“The alcohol in alcoholic drinks is actually ethanol—exactly the same molecule that we want to convert into butanol as a petrol replacement."

"So alcoholic drinks are an ideal model for industrial ethanol fermentation broths — ethanol for fuel is essentially made using a brewing process."

"If our technology works with alcoholic drinks (especially beer which is the best model) then it shows it has the potential to be scaled up to make butanol as a petrol replacement on an industrial scale," says Professor Duncan Wass.

A ruthenium chloride catalyst was found to be effective in converting beer, or more accurately the ethanol in beer, into butanol. Selection of the appropriate catalyst is key to scaling this technology up to industrial application.

Professor Wass added, "We wouldn’t actually want to use beer on an industrial scale and compete with potential food crops.

"But there are ways to obtain ethanol for fuel from fermentation that produce something that chemically is very much like beer — so beer is an excellent readily available model to test our technology."

The researchers hope to realize a lager-scale, or rather a larger-scale, process within about five years.

Professor Wass said,"Turning beer into petrol was a bit of fun, and something to do with the leftovers of the lab Christmas party, but it has a serious point.

"Beer is actually an excellent model for the mixture of chemicals we would need to use in a real industrial process, so it shows this technology is one step closer to reality."
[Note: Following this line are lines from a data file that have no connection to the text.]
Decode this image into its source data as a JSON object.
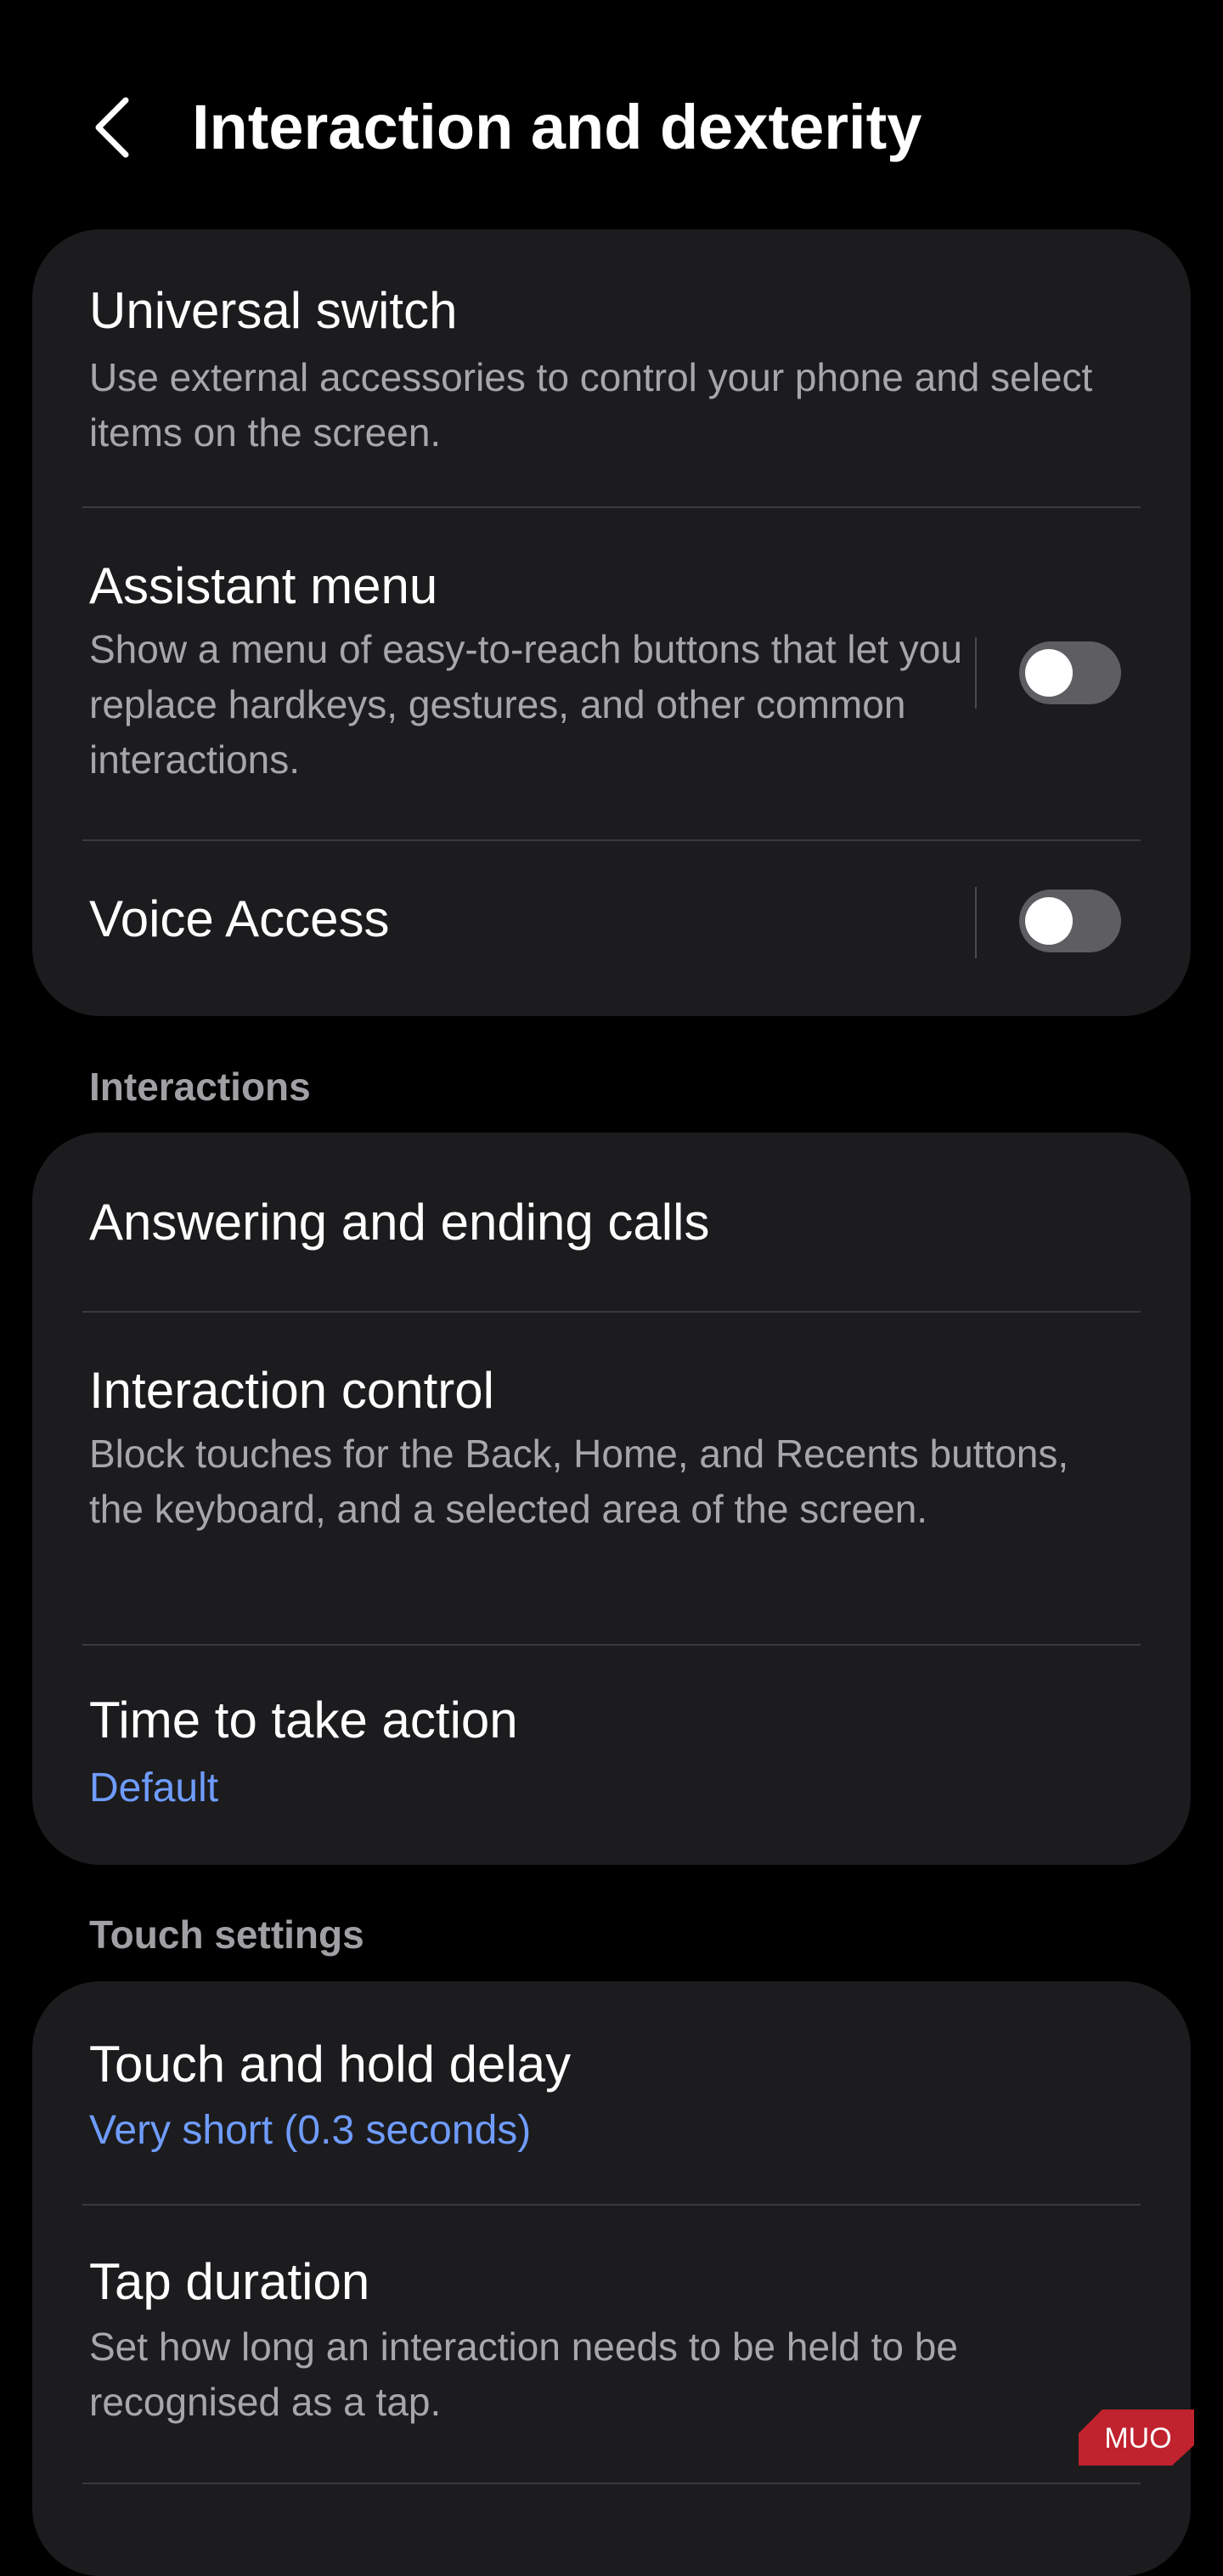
{
  "header": {
    "title": "Interaction and dexterity",
    "back_icon": "chevron-left-icon"
  },
  "top_group": {
    "universal_switch": {
      "title": "Universal switch",
      "description": "Use external accessories to control your phone and select items on the screen."
    },
    "assistant_menu": {
      "title": "Assistant menu",
      "description": "Show a menu of easy-to-reach buttons that let you replace hardkeys, gestures, and other common interactions.",
      "enabled": false
    },
    "voice_access": {
      "title": "Voice Access",
      "enabled": false
    }
  },
  "interactions": {
    "label": "Interactions",
    "answering_calls": {
      "title": "Answering and ending calls"
    },
    "interaction_control": {
      "title": "Interaction control",
      "description": "Block touches for the Back, Home, and Recents buttons, the keyboard, and a selected area of the screen."
    },
    "time_to_take_action": {
      "title": "Time to take action",
      "value": "Default"
    }
  },
  "touch_settings": {
    "label": "Touch settings",
    "touch_and_hold_delay": {
      "title": "Touch and hold delay",
      "value": "Very short (0.3 seconds)"
    },
    "tap_duration": {
      "title": "Tap duration",
      "description": "Set how long an interaction needs to be held to be recognised as a tap."
    }
  },
  "watermark": {
    "text": "MUO"
  },
  "colors": {
    "background": "#000000",
    "card": "#1c1c1e",
    "accent": "#6f9cff",
    "secondary_text": "#a7a7ab",
    "toggle_off": "#5e5e62",
    "watermark": "#c0222e"
  }
}
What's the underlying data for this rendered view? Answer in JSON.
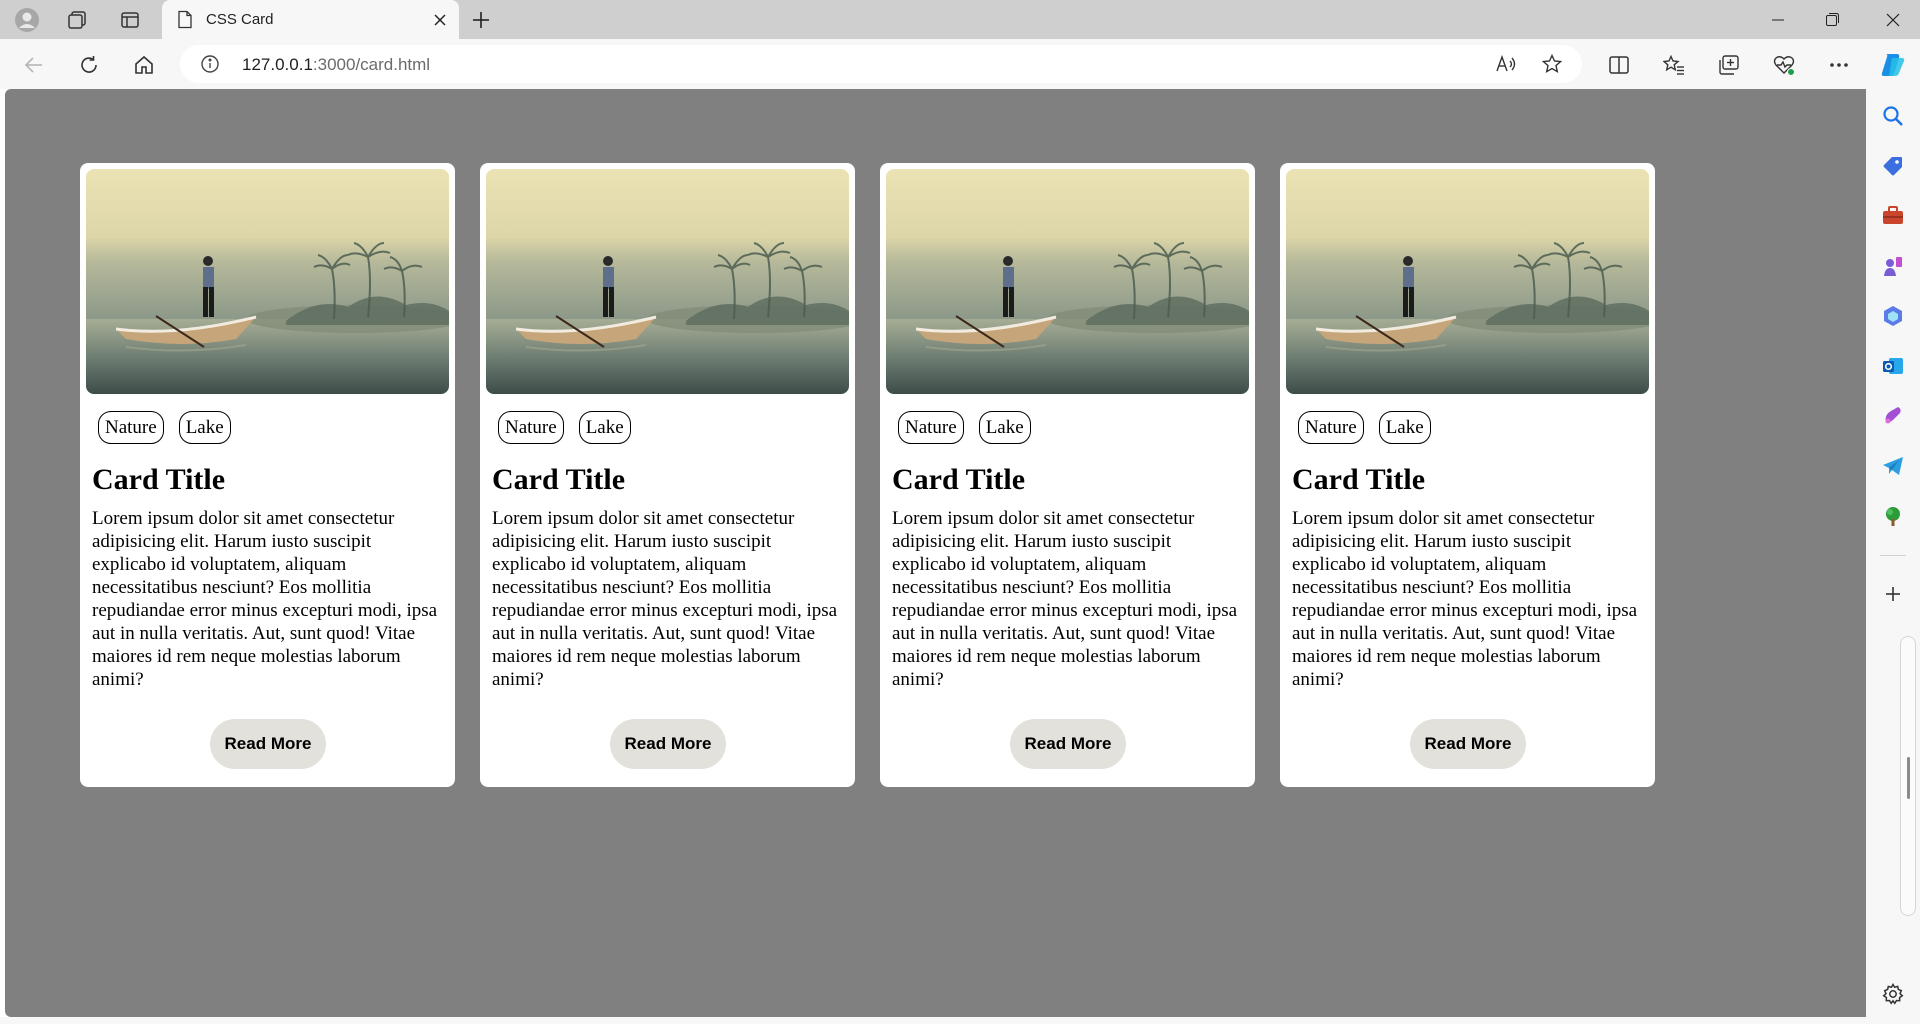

To contact the author of this article, email shimmelstein@globalspec.com